by Michael Maciel
Men can get nervous around other men, especially when standing in line at the checkout counter in Home Depot. Lots of “can do” types. Alphas in t-shirts and bluejeans. The thought (you know the one) seems to hover overhead, waiting, just waiting, for the first male to reach up and snag it out of the air, the thought that one man often thinks when looking at another man, especially a stranger—”Can I take him?”
Now this doesn’t happen all the time. Some days, everyone’s in a good mood—lots of fresh air and smiling and friendly banter. But it’s there, hovering. The Thought. Like a succubus sniffing out testosterone. All it needs is for some of it to collide with someone else’s, and the inner evaluation begins. Muscle size: check. Body language: check. Hands (the hands tell it all): check—the instantaneous sizing-up of the other guy that either causes your confidence to swell or makes you tense and wary.
This is what men do. And it doesn’t matter if it’s at Home Depot or the floor of the Senate. The dynamic is the same. Can I take him? Can I outsmart, outfight, outwit, out-finesse this guy? Is it overt? Not usually. It might not even be front-and-center in one’s mind, but it’s always an option. Like a gun on the hip.
It doesn’t have to be this way.
If you’re a man, and you have sometimes felt this way around other men (and what man hasn’t?), there is a way to turn this around.

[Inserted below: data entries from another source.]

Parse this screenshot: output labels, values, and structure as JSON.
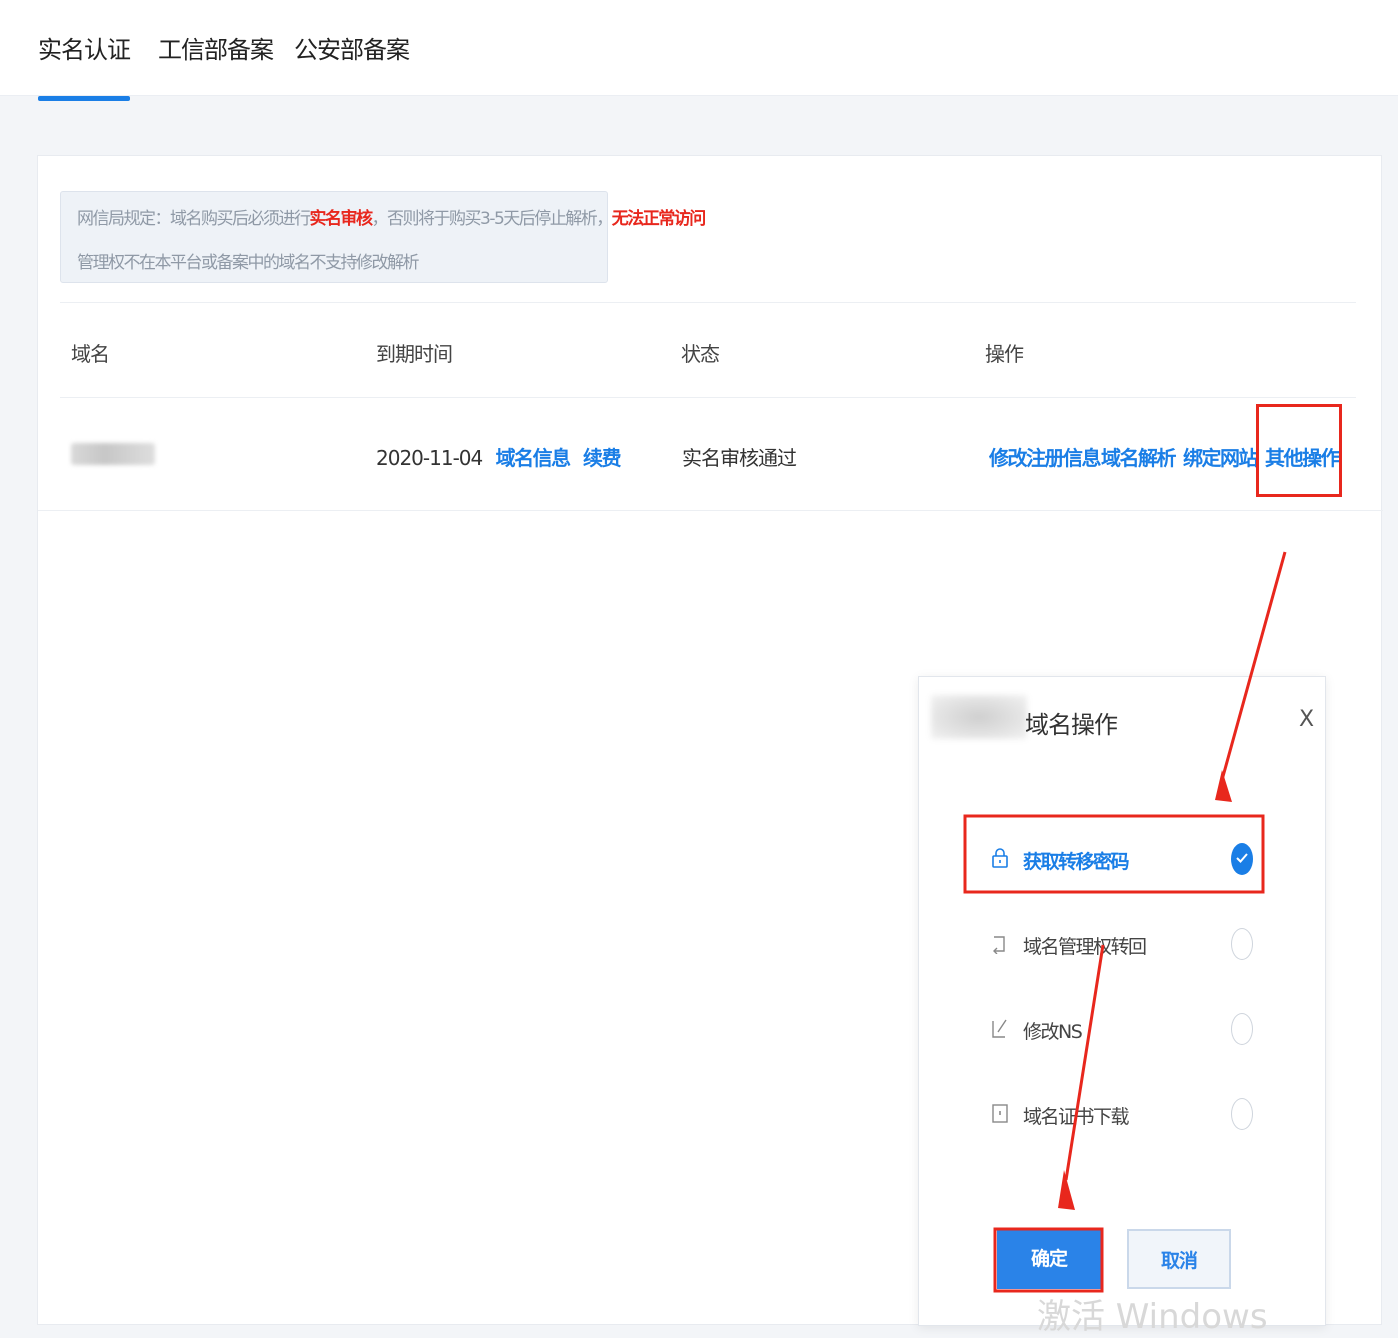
{
  "tabs": [
    {
      "label": "实名认证",
      "active": true
    },
    {
      "label": "工信部备案",
      "active": false
    },
    {
      "label": "公安部备案",
      "active": false
    }
  ],
  "notice": {
    "line1_prefix": "网信局规定：域名购买后必须进行",
    "line1_red1": "实名审核",
    "line1_middle": "，否则将于购买3-5天后停止解析，",
    "line1_red2": "无法正常访问",
    "line2": "管理权不在本平台或备案中的域名不支持修改解析"
  },
  "table": {
    "headers": [
      "域名",
      "到期时间",
      "状态",
      "操作"
    ],
    "row": {
      "expiry": "2020-11-04",
      "expiry_links": [
        "域名信息",
        "续费"
      ],
      "status": "实名审核通过",
      "actions": [
        "修改注册信息",
        "域名解析",
        "绑定网站",
        "其他操作"
      ]
    }
  },
  "modal": {
    "title": "域名操作",
    "close": "X",
    "options": [
      {
        "label": "获取转移密码",
        "icon": "lock-icon",
        "selected": true
      },
      {
        "label": "域名管理权转回",
        "icon": "return-icon",
        "selected": false
      },
      {
        "label": "修改NS",
        "icon": "edit-icon",
        "selected": false
      },
      {
        "label": "域名证书下载",
        "icon": "download-icon",
        "selected": false
      }
    ],
    "ok_label": "确定",
    "cancel_label": "取消"
  },
  "watermark": "激活 Windows",
  "colors": {
    "accent": "#1a7ee6",
    "highlight_red": "#e8271d"
  }
}
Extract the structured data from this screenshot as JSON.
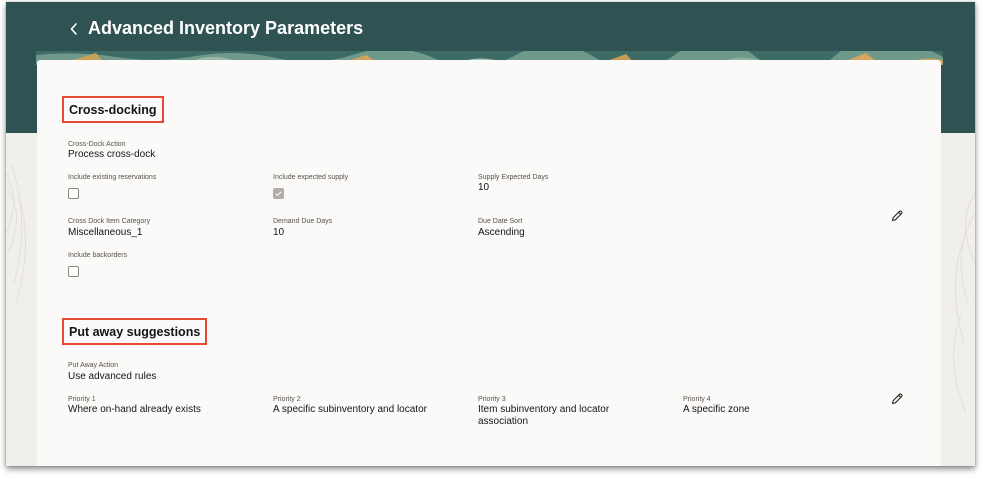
{
  "header": {
    "title": "Advanced Inventory Parameters",
    "back_icon": "chevron-left-icon"
  },
  "cross_docking": {
    "title": "Cross-docking",
    "action_label": "Cross-Dock Action",
    "action_value": "Process cross-dock",
    "include_existing_reservations_label": "Include existing reservations",
    "include_existing_reservations_checked": false,
    "include_expected_supply_label": "Include expected supply",
    "include_expected_supply_checked": true,
    "supply_expected_days_label": "Supply Expected Days",
    "supply_expected_days_value": "10",
    "item_category_label": "Cross Dock Item Category",
    "item_category_value": "Miscellaneous_1",
    "demand_due_days_label": "Demand Due Days",
    "demand_due_days_value": "10",
    "due_date_sort_label": "Due Date Sort",
    "due_date_sort_value": "Ascending",
    "include_backorders_label": "Include backorders",
    "include_backorders_checked": false,
    "edit_icon": "pencil-icon"
  },
  "put_away": {
    "title": "Put away suggestions",
    "action_label": "Put Away Action",
    "action_value": "Use advanced rules",
    "priority_1_label": "Priority 1",
    "priority_1_value": "Where on-hand already exists",
    "priority_2_label": "Priority 2",
    "priority_2_value": "A specific subinventory and locator",
    "priority_3_label": "Priority 3",
    "priority_3_value": "Item subinventory and locator association",
    "priority_4_label": "Priority 4",
    "priority_4_value": "A specific zone",
    "edit_icon": "pencil-icon"
  },
  "colors": {
    "banner": "#2f5253",
    "highlight_box": "#e24a33",
    "card": "#fbfaf8",
    "page_background": "#f1efec"
  }
}
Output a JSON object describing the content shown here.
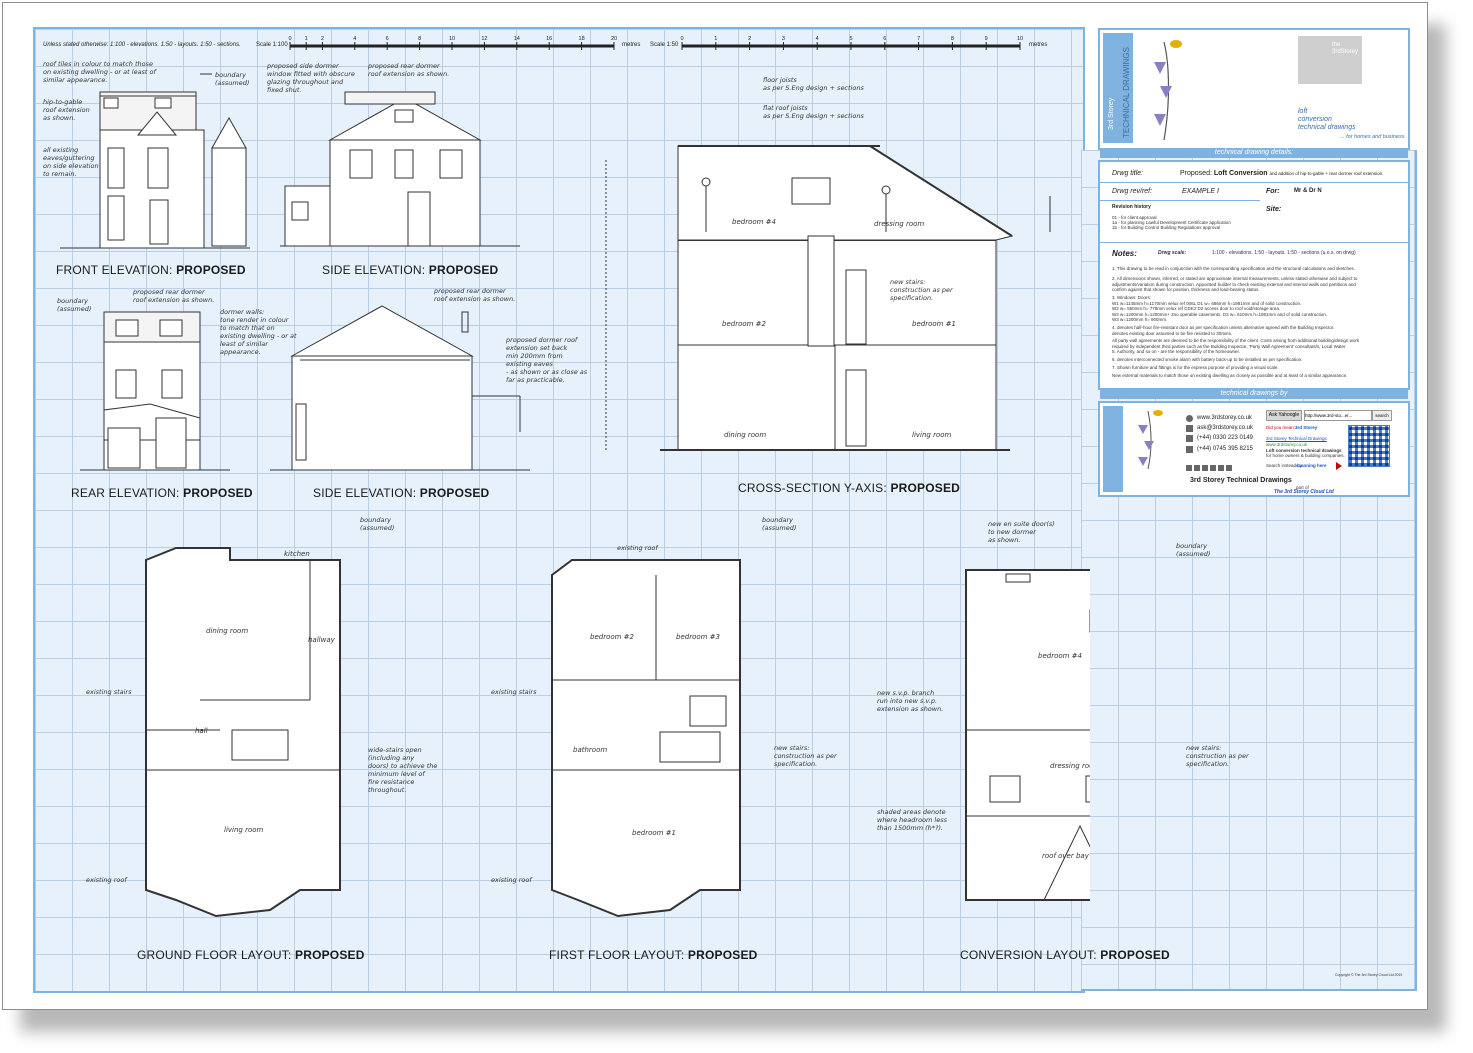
{
  "scale_bar": {
    "note": "Unless stated otherwise: 1:100 - elevations. 1:50 - layouts. 1:50 - sections.",
    "scale1_label": "Scale 1:100",
    "scale1_ticks": [
      "0",
      "1",
      "2",
      "4",
      "6",
      "8",
      "10",
      "12",
      "14",
      "16",
      "18",
      "20"
    ],
    "scale2_label": "Scale 1:50",
    "scale2_ticks": [
      "0",
      "1",
      "2",
      "3",
      "4",
      "5",
      "6",
      "7",
      "8",
      "9",
      "10"
    ],
    "units": "metres"
  },
  "drawings": {
    "front_elevation": {
      "title": "FRONT ELEVATION: ",
      "status": "PROPOSED"
    },
    "side_elevation_1": {
      "title": "SIDE ELEVATION: ",
      "status": "PROPOSED"
    },
    "rear_elevation": {
      "title": "REAR ELEVATION: ",
      "status": "PROPOSED"
    },
    "side_elevation_2": {
      "title": "SIDE ELEVATION: ",
      "status": "PROPOSED"
    },
    "cross_section": {
      "title": "CROSS-SECTION Y-AXIS: ",
      "status": "PROPOSED"
    },
    "ground_floor": {
      "title": "GROUND FLOOR LAYOUT: ",
      "status": "PROPOSED"
    },
    "first_floor": {
      "title": "FIRST FLOOR LAYOUT: ",
      "status": "PROPOSED"
    },
    "conversion": {
      "title": "CONVERSION LAYOUT: ",
      "status": "PROPOSED"
    }
  },
  "annotations": {
    "roof_tiles": "roof tiles in colour to match those\non existing dwelling - or at least of\nsimilar appearance.",
    "hip_to_gable": "hip-to-gable\nroof extension\nas shown.",
    "all_existing": "all existing\neaves/guttering\non side elevation\nto remain.",
    "boundary_assumed": "boundary\n(assumed)",
    "side_dormer_window": "proposed side dormer\nwindow fitted with obscure\nglazing throughout and\nfixed shut.",
    "rear_dormer_shown": "proposed rear dormer\nroof extension as shown.",
    "dormer_walls": "dormer walls:\ntone render in colour\nto match that on\nexisting dwelling - or at\nleast of similar\nappearance.",
    "dormer_setback": "proposed dormer roof\nextension set back\nmin 200mm from\nexisting eaves\n- as shown or as close as\nfar as practicable.",
    "floor_joists": "floor joists\nas per S.Eng design + sections",
    "flat_roof_joists": "flat roof joists\nas per S.Eng design + sections",
    "new_stairs": "new stairs:\nconstruction as per\nspecification.",
    "wide_stairs": "wide-stairs open\n(including any\ndoors) to achieve the\nminimum level of\nfire resistance\nthroughout.",
    "existing_stairs": "existing stairs",
    "existing_roof": "existing roof",
    "new_en_suite": "new en suite door(s)\nto new dormer\nas shown.",
    "new_ss_branch": "new s.v.p. branch\nrun into new s.v.p.\nextension as shown.",
    "shaded_areas": "shaded areas denote\nwhere headroom less\nthan 1500mm (h*?)."
  },
  "rooms": {
    "bedroom4": "bedroom #4",
    "dressing_room": "dressing room",
    "bedroom2": "bedroom #2",
    "bedroom1": "bedroom #1",
    "bedroom3": "bedroom #3",
    "dining_room": "dining room",
    "living_room": "living room",
    "kitchen": "kitchen",
    "hallway": "hallway",
    "hall": "hall",
    "bathroom": "bathroom",
    "bed": "bed",
    "roof_over_bay": "roof over bay",
    "room": "room"
  },
  "title_block": {
    "logo_text_1": "3rd Storey",
    "logo_text_2": "TECHNICAL DRAWINGS",
    "logo_small": "the\n3rdStorey",
    "tagline_1": "loft",
    "tagline_2": "conversion",
    "tagline_3": "technical drawings",
    "tagline_4": "... for homes and business.",
    "details_header": "technical drawing details:",
    "drwg_title_label": "Drwg title:",
    "drwg_title_value_prefix": "Proposed: ",
    "drwg_title_value_main": "Loft Conversion",
    "drwg_title_value_suffix": "and addition of hip-to-gable + rear dormer roof extension.",
    "drwg_rev_label": "Drwg rev/ref:",
    "drwg_rev_value": "EXAMPLE I",
    "for_label": "For:",
    "for_value": "Mr & Dr N",
    "revision_history_label": "Revision history",
    "revision_lines": [
      "01 - for client approval",
      "1a - for planning Lawful Development Certificate application",
      "1b - for Building Control Building Regulations approval"
    ],
    "site_label": "Site:",
    "notes_label": "Notes:",
    "drwg_scale_label": "Drwg scale:",
    "drwg_scale_value": "1:100 - elevations. 1:50 - layouts. 1:50 - sections (u.o.s. on drwg)",
    "note_lines": [
      "1.  This drawing to be read in conjunction with the corresponding specification and the structural calculations and sketches.",
      "2.  All dimensions shown, inferred, or stated are approximate internal measurements, unless stated otherwise and subject to",
      "     adjustments/variation during construction. Appointed builder to check existing external and internal walls and partitions and",
      "     confirm against that shown for position, thickness and load-bearing status.",
      "3.  Windows:                                                              Doors:",
      "     W1  w=1145mm h=1170mm velux ref 006L                         D1  w=   686mm h=1981mm and of solid construction.",
      "     W2  w=   550mm h=   778mm velux ref CDK2                      D2  access door to roof void/storage area.",
      "     W3  w=1200mm h=1200mm+ 2no operable casements.     D3  w=   610mm h=1981mm and of solid construction.",
      "     W3  w=1200mm h=   900mm.",
      "4.  denotes half-hour fire-resistant door as per specification unless alternative agreed with the Building Inspector.",
      "     denotes existing door assumed to be fire resisted to 30mins.",
      "     All party wall agreements are deemed to be the responsibility of the client. Costs arising from additional building/design work",
      "     required by independent third parties such as the Building Inspector, 'Party Wall Agreement' consultant/s, Local Water",
      "5.  Authority, and so on - are the responsibility of the homeowner.",
      "6.  denotes interconnected smoke alarm with battery back-up to be installed as per specification.",
      "7.  Shown furniture and fittings is for the express purpose of providing a visual scale.",
      "     New external materials to match those on existing dwelling as closely as possible and at least of a similar appearance."
    ],
    "by_header": "technical drawings by",
    "web": "www.3rdstorey.co.uk",
    "email": "ask@3rdstorey.co.uk",
    "phone1": "(+44) 0330 223 0149",
    "phone2": "(+44) 0745 395 8215",
    "search_engine": "Ask Yahoogle",
    "search_value": "http://www.3rd-sto...er...",
    "search_button": "search",
    "did_you_mean_label": "Did you mean:",
    "did_you_mean_value": "3rd Storey",
    "result_title": "3rd Storey Technical Drawings",
    "result_url": "www.3rdstorey.co.uk",
    "result_line1": "Loft conversion technical drawings",
    "result_line2": "for home owners & building companies.",
    "scan_label": "Search instead by",
    "scan_link": "scanning here",
    "company_name": "3rd Storey Technical Drawings",
    "part_of": "part of",
    "cloud": "The 3rd Storey Cloud Ltd"
  },
  "copyright": "Copyright © The 3rd Storey Cloud Ltd 2019",
  "colors": {
    "grid_bg": "#e6f1fb",
    "grid_line": "#b9cfe6",
    "frame_blue": "#7fb2de",
    "ink": "#333333"
  }
}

In an instant. Instead of looking at the other man as a potential threat, try seeing him as a potential ally. Look at him and think, “This guy would be great to work with. With our combined strength, we could really get a lot done!” You will be surprised at how quickly the atmosphere changes. Testosterone doesn’t always have to be about fighting, you know. Sometimes it can just be strength. And that’s the beauty of it. There’s nothing more manly than a group of men working together in unison, their efforts fitting together like well-hewn blocks of stone. Each stroke of the hammer gets more precise with each swing; each element of the overall plan laces together like sinew.
But when testosterone gets the better of us, it’s too easy to assume that the other man’s actions are directed against us, and we get offended. And when he sees that we are offended, he gets offended. The cycle deepens and intensifies, and soon it takes on a life of its own, and no one knows (or cares) how it got started.
It’s not that aggression itself is the problem. It’s not. Aggression can be a fabulous tool, if it’s used properly. When channeled, it can focus a man’s efforts like no other emotion. Combine it with altruism, and you get genius. No force in the universe can rival a mind with a purpose, especially and particularly when that purpose is constructive.
Goodness and strength go together like hammer and nail, joining the world together instead of breaking it apart. When men come together in focused cooperation, pursuing a common goal, nothing can stop them. And there is no coalition so diverse in its constituency that it cannot find a goal that serves everyone’s interests. No task, when performed for the good of all, can fail to bring joy to everyone involved. The only time men find satisfaction in killing other men is when they believe it to be in the name of a higher good. But the reality always sinks in. It seeps through the most carefully thought out justifications and sickens the soul. Because no one is that different in their humanity that they cannot recognize themselves in the other. Thus killing another person is killing oneself. A piece of you dies when the other dies.
This is the task laid before us—to find a way to work together instead of fighting each other. Never before in history has the world been smaller or more inter-dependent. The forces of competition can easily be turned into cooperation. It all depends on how men see each other. The more we cooperate, the more we care about each other’s interests, and the more willing we are to work towards a goal that raises everyone’s standard of living, not just our own. Because when we gain at the expense of others, something inside of us groans. We know that we have harmed ourselves. Strength without goodness will kill us. And goodness without strength goes nowhere.